Technique 2 – Desired Customer Growth

Another option for determining your marketing budget is setting spend levels that correlate to desired customer growth goals. This requires that you have access to certain 2 marketing measurements:

- Customer Growth Expectations – You need to have established growth expectations for the company in the fiscal year. These should be based on previous customer acquisition results and marketplace trends. This technique requires realistic, attainable customer growth expectations.

- Cost per Customer Acquisition – Knowing how much/fast you want to grow your customer base, you will need to have an established “cost per customer acquisition” figure that you can use to determine overall marketing spend. When calculating these costs, you should look at how much it costs to create both a new lead, as well as a new sale. If you have the tools in place to calculate the costs per medium (email, social, media, PR, etc.), this will allow you to focus spend on your more cost effective tactics for creating customer growth.

Once you have these figures, you can multiply the number of new customers by the costs associated with acquiring them to get your marketing budget. While this is an accurate method for determining marketing spend, it requires accurate reporting and data to get to that spend level. For those newer businesses that don’t have access to that historical performance; a full-featured CRM service like Act! can help provide those key customer acquisition and marketing expenditure/performance insights necessary to efficiently manage and grow your business.

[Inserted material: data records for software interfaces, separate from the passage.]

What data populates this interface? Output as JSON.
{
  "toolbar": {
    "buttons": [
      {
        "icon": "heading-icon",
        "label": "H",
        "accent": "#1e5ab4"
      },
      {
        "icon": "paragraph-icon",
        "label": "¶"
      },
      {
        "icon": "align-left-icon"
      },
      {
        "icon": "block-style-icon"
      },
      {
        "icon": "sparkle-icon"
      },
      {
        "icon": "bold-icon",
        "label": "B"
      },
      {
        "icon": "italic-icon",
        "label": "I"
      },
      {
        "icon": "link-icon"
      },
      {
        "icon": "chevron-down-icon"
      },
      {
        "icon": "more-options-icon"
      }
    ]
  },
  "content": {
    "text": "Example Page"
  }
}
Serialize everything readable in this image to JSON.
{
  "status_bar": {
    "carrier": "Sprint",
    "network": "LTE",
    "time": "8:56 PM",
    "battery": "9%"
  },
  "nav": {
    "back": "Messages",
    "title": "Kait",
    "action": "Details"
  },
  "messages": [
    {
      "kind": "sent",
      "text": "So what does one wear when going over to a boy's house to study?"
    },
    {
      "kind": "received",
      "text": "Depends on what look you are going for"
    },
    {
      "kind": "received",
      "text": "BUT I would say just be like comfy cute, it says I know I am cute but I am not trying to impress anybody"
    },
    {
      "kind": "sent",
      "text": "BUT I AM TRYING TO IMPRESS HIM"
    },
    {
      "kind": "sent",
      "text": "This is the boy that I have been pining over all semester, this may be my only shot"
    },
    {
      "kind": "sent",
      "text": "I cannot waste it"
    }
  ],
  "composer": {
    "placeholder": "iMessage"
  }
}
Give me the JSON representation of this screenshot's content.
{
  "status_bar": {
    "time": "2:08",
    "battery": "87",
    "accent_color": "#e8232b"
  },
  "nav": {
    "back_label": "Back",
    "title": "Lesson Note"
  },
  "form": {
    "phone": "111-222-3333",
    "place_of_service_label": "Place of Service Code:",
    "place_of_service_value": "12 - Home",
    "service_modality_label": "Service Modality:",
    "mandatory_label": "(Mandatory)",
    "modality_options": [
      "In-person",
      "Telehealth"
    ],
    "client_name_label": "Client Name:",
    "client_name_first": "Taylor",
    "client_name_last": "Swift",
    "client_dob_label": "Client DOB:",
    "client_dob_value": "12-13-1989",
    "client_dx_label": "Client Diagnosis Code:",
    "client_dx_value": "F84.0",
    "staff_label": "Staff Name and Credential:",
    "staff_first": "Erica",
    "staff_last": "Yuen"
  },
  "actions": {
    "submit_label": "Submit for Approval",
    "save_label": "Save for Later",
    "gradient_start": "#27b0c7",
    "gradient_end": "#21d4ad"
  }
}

Technique 3 – Marketing Objective Focused

The third possibility when setting your annual marketing budget is calculating the costs of your desired marketing efforts. This objective-based technique puts the primary focus on marketing tactics vs. revenue or customer growth expectations. It offers the opportunity to develop your budget around known marketing initiatives... ensuring that they are properly accounted for in that fiscal year. To this point, this method requires that you have your entire annual marketing plan developed, including the costs associated with each tactic, prior to setting your marketing budget. For many new and/or younger businesses, this might not be feasible; recent study² showed that only 56% of small businesses have a marketing plan. It also doesn’t provide the flexibility to expand, change or add to those planned marketing initiatives. To offset this limitation, you can set aside a bucket or pool of your marketing budget for new marketing tactics.

Selecting What Works for You

While these are 3 well-known methods for identifying your marketing budget, there are many other techniques for developing your marketing budget, including budgets based on market share, setting industry specific spend-levels and others. One of the first steps in this process is selecting a method that works for you and your business. What type of data do you currently have access to? How accurate/confident are you in that data? Where are you in the development of your business? These are all questions that will impact how you develop your marketing plan and budget. Knowing that entrepreneurs may be hindered by limited resources (time, money, expertise), understanding the strengths of your organization and using those in determining the best method for developing your marketing budget is an absolute essential component in this process. The simple fact that you understand the importance of setting your marketing budget and are investigating methods for doing so is a huge first step. Just make sure that you are basing your determinations on sound data and achievable growth expectations.


Author
Travis Moss – Sr. Marketing Manager at Swiftpage

About the Author
With over 20 years of corporate marketing and advertising agency experience, Travis offers unique insights into how businesses can use marketing to fuel small business growth. From identifying marketing opportunities, to implementing an integrated marketing strategy, Travis has managed the marketing efforts for large international brands like Act!, DIRECTV, Mitsubishi, Barrett-Jackson, and Safeguard.

¹ 16 Surprising Statistics about Small Businesses - Forbes.com
² Do you have a marketing plan? – SBA.gov